The task
Count the lines in the data below holding the string "Cypress" and write the total by itself.
(Data provided begins)
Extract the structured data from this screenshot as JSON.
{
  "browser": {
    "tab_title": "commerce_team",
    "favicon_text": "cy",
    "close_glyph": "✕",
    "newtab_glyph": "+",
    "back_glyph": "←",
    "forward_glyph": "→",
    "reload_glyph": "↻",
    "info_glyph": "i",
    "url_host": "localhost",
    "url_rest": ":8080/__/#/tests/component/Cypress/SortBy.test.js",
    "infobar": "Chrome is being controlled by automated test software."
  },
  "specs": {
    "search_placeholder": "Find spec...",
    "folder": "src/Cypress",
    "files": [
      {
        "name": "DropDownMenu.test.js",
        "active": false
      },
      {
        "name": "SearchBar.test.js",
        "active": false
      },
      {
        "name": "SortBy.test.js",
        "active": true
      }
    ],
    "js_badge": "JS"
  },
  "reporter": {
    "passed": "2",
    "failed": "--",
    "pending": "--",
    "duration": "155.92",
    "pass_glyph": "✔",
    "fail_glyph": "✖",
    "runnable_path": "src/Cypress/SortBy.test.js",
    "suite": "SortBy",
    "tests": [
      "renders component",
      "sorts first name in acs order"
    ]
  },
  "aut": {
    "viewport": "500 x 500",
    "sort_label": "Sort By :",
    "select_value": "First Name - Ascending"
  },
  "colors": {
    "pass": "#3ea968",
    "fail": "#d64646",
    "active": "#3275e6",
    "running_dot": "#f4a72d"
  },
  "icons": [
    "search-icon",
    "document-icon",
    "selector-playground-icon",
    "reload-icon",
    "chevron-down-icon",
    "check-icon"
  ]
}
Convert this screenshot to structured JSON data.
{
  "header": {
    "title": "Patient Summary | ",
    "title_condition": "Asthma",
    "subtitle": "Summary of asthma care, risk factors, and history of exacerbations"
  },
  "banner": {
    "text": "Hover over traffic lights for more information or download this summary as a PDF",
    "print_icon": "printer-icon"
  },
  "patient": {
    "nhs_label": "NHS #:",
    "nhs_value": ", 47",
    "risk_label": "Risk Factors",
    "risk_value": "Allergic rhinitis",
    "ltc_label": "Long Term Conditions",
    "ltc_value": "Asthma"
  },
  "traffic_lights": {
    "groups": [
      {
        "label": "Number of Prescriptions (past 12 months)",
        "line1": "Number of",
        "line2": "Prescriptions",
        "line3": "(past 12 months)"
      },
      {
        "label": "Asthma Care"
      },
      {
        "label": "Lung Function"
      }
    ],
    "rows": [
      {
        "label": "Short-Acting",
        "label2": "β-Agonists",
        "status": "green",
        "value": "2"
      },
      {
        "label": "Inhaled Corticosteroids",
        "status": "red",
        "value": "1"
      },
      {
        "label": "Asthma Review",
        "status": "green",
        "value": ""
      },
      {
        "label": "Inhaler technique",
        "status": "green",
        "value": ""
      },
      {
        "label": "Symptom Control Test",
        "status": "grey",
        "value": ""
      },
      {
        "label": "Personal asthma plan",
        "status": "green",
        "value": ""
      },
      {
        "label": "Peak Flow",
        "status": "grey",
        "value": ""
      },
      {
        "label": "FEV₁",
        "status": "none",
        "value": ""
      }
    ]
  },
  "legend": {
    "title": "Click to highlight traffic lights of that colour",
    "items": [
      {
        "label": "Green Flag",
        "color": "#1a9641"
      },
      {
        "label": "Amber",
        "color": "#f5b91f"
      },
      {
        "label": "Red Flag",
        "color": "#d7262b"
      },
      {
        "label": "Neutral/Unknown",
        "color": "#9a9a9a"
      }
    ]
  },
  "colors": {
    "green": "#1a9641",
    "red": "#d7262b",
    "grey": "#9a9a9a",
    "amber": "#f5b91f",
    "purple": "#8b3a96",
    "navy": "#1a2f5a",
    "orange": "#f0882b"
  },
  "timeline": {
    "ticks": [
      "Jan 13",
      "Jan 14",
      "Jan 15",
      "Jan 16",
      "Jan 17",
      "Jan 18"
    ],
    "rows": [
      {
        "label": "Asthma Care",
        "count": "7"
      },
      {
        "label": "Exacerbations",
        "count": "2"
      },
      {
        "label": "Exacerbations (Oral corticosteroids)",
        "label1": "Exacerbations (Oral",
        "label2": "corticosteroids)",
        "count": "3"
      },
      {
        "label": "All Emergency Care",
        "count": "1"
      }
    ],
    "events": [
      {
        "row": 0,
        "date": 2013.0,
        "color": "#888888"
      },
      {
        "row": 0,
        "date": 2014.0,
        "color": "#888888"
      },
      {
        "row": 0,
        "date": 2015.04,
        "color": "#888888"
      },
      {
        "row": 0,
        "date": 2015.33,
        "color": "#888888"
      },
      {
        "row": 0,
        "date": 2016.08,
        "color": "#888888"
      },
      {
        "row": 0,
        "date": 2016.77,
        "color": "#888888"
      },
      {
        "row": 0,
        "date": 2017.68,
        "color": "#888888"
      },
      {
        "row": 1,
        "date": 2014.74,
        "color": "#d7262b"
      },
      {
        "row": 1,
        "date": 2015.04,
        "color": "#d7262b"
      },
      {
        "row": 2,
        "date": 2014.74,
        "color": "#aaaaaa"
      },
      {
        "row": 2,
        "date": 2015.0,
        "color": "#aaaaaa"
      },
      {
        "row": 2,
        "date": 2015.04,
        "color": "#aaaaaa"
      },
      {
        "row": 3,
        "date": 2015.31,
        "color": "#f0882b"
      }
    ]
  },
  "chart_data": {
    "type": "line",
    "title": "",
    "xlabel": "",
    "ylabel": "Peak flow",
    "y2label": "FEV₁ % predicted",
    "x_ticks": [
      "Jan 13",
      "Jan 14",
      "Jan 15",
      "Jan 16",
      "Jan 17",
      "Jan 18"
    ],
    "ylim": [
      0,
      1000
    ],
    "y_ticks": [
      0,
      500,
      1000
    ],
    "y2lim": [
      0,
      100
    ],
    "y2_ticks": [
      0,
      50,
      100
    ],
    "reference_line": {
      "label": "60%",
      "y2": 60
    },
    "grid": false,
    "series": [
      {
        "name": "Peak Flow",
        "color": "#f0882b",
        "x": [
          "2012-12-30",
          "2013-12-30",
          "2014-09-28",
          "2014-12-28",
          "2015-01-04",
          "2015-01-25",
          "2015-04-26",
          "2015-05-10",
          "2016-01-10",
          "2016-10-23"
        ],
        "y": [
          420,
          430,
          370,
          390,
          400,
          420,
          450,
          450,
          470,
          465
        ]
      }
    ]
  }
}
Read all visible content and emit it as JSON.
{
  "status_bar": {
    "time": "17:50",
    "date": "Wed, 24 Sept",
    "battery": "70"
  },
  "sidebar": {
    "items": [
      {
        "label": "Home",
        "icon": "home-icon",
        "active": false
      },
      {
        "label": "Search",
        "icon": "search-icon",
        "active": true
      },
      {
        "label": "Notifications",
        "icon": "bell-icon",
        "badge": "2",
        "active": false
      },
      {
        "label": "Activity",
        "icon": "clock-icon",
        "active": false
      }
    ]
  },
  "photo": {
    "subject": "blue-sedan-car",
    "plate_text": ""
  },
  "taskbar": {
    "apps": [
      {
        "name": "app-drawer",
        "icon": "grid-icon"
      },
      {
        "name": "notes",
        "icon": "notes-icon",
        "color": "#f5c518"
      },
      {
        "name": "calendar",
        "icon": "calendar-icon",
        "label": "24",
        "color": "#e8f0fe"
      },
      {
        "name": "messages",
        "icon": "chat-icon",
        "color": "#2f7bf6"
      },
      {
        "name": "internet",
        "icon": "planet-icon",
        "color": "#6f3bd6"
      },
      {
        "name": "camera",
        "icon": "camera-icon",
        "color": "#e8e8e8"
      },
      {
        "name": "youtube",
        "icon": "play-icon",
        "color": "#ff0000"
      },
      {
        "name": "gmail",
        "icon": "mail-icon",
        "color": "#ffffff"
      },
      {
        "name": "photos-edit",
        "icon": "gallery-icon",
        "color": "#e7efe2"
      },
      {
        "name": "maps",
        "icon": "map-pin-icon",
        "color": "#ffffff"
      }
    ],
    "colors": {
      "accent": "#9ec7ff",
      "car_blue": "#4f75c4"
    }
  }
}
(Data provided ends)
Solution to the exercise
3